These same governments say the press is free and commemorate the press freedom day. But how free is this press? Why commemorate the day?
I am a trained journalist from the University of Buea. While I was a student, on press freedom day we were told horrible stories by guest speakers about journalists who got themselves into so much trouble because they stood for the truth or had the effrontery to say what anyone couldn’t say.
Some governments in Africa, hit too hard on journalists, broadcast and print media because they inform millions of people who have a fundamental right to information.
In Cameroon the anglophone crisis has led to the suspension and closure of many media organs, the arrests of journalists and the suspension of some online news sites. Actually, a few of them do not respect media laws. But most of them have been doing nothing but informing citizens about things that the government cannot tell them.
In Bamenda radio hot cocoa was shut down because of an interactive program on the anglophone crisis. A journalist still in Bamenda was suspended for a month and later fired because he anchored a program on the anglophone crisis.
The National Communication Council (NVC) asked cable distributors to remove Afrique Media signals because of an interactive program it aired which discussed the anglophone crisis from time to time. Afrique media is international TV which broadcasts from Cameroon too and had been shut down by the NCC before, leaving most of its employees unemployed.

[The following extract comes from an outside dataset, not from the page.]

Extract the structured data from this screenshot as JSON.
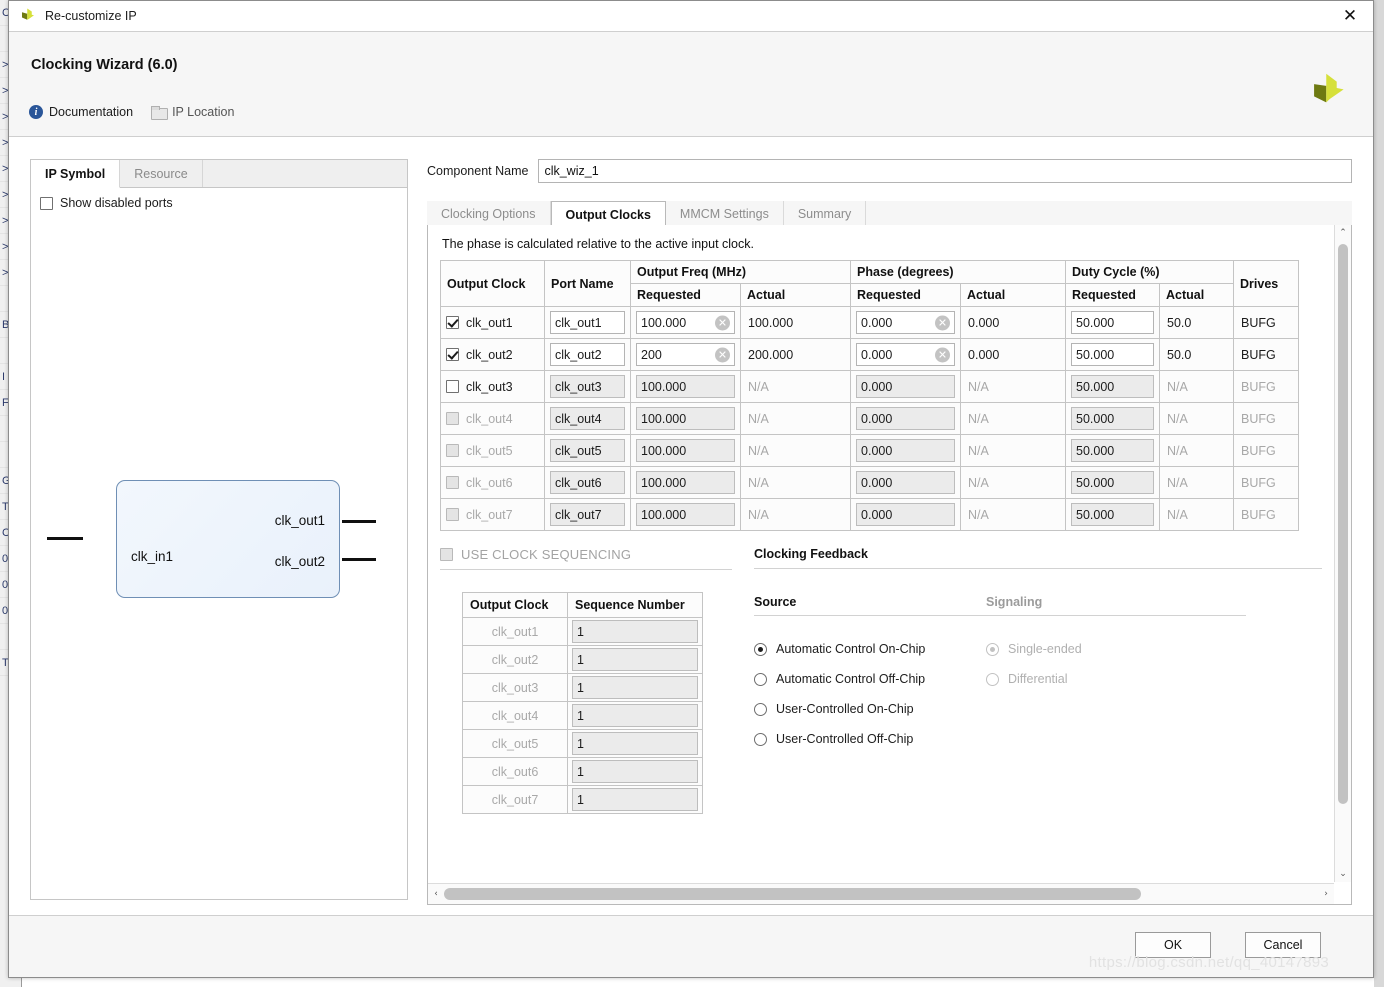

In Kenya some broadcast houses have been shutdown since late January.
The shutdown was as a result of broadcasting the National Super Alliance (NASA) event at Uhuru Park despite state order barring TV stations to air the event live.
On January 30, Kenyan authorities ordered Citizen TV, KTN and NTV to halt transmission, for attempting to broadcast a rival “inauguration” staged by opposition leader Raila Odinga.
On February 1 High Court ordered Kenya’s government to switch TV stations back on until a case is heard and determined. However the three channels – Citizen TV, KTN and NTV – remain off-air, and the state is yet to officially comment on the order.
Truth be told if no one talks about the ‘unspeakable’ how will people get informed? How will people know what is happening in different parts of the world?